What is needed: From the listing below, pull each line that includes "Error".

Data extracts:
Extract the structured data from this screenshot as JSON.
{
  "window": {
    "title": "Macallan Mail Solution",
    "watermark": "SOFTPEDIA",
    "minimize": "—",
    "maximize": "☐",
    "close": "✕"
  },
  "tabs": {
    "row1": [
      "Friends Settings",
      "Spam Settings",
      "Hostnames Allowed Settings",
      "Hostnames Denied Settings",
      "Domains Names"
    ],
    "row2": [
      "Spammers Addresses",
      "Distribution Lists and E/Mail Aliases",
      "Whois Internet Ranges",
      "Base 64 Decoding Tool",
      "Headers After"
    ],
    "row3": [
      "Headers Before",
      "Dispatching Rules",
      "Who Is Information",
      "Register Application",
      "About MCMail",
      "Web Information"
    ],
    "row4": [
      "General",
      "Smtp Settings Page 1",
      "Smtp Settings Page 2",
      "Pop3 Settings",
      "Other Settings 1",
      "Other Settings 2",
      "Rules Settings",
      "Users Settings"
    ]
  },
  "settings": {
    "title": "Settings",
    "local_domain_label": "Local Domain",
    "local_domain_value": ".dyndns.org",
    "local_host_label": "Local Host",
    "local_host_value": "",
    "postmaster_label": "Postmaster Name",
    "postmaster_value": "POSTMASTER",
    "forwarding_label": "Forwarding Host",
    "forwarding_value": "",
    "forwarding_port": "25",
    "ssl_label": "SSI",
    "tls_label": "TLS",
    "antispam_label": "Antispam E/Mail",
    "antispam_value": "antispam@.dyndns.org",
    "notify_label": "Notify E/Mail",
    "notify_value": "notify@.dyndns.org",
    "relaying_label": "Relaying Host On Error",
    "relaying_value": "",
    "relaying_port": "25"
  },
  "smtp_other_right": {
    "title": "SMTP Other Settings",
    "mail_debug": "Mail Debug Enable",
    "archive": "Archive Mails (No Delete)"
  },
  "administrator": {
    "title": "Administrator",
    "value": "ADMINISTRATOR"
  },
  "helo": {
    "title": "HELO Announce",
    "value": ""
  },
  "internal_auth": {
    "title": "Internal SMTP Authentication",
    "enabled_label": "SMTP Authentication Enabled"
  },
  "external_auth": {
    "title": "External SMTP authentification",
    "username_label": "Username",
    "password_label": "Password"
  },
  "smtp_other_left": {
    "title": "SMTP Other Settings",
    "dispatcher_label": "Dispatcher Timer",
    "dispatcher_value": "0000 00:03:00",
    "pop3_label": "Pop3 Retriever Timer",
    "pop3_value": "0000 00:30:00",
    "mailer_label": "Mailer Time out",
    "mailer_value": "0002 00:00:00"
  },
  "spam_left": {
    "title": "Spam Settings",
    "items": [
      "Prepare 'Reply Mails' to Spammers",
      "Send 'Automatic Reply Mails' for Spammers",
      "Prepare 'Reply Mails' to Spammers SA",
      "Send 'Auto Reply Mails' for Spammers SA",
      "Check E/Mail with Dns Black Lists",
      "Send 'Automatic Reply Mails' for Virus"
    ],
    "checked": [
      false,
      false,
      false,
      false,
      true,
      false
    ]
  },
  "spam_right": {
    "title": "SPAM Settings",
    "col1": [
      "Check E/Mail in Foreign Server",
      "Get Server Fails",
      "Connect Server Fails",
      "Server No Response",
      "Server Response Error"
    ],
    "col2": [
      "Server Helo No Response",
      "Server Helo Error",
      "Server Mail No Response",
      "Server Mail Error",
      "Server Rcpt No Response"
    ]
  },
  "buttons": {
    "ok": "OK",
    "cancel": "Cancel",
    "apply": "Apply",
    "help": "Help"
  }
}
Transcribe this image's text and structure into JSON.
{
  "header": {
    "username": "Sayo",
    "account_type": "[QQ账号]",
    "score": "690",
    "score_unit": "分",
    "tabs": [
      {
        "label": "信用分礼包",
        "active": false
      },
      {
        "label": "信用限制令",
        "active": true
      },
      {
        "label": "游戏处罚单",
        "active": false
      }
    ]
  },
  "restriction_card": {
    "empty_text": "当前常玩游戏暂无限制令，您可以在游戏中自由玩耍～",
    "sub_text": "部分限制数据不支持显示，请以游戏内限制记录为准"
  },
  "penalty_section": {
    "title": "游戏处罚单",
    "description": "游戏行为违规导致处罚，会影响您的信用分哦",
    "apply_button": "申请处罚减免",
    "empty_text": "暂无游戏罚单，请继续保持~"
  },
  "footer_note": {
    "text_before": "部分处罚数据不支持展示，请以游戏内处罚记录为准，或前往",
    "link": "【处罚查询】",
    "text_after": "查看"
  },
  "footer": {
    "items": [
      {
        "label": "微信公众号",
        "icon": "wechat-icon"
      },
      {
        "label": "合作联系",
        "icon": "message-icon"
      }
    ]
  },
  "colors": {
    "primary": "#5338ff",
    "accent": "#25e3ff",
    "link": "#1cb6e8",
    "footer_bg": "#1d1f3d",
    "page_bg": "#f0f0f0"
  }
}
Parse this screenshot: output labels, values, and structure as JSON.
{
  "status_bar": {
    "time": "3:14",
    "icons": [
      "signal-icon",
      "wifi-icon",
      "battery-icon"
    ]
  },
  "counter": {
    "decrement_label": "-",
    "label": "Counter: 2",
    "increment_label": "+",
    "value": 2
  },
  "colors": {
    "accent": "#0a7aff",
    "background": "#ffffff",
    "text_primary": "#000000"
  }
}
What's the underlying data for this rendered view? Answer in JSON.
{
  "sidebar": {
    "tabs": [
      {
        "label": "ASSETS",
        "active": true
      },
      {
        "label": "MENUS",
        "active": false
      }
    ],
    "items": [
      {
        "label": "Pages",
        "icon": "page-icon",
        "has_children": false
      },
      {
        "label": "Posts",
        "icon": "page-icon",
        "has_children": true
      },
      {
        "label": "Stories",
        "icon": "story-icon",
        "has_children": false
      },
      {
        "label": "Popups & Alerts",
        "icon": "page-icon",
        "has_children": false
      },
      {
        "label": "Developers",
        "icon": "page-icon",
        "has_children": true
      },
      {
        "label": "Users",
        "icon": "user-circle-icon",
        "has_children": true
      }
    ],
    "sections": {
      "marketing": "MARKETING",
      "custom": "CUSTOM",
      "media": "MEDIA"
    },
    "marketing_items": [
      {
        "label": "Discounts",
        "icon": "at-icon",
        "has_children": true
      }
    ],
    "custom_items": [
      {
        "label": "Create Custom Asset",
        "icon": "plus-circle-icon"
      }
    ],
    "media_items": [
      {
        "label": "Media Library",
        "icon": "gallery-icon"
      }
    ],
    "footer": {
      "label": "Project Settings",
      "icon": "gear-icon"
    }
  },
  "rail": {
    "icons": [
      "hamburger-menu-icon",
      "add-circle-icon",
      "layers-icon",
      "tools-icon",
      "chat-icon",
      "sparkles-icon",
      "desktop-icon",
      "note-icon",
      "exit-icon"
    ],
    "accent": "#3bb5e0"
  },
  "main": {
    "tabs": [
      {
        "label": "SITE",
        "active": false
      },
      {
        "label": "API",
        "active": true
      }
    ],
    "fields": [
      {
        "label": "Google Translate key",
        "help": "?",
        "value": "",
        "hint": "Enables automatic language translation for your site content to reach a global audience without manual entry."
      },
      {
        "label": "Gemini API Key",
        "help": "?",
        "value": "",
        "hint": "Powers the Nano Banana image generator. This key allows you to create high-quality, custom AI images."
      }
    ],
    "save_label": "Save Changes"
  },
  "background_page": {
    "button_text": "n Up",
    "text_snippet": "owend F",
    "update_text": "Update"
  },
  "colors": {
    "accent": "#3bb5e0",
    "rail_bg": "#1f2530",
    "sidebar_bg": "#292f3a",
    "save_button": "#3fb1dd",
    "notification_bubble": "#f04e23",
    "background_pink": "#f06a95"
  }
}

Answer:
    "relaying_label": "Relaying Host On Error",
      "Server Response Error"
      "Server Helo Error",
      "Server Mail Error",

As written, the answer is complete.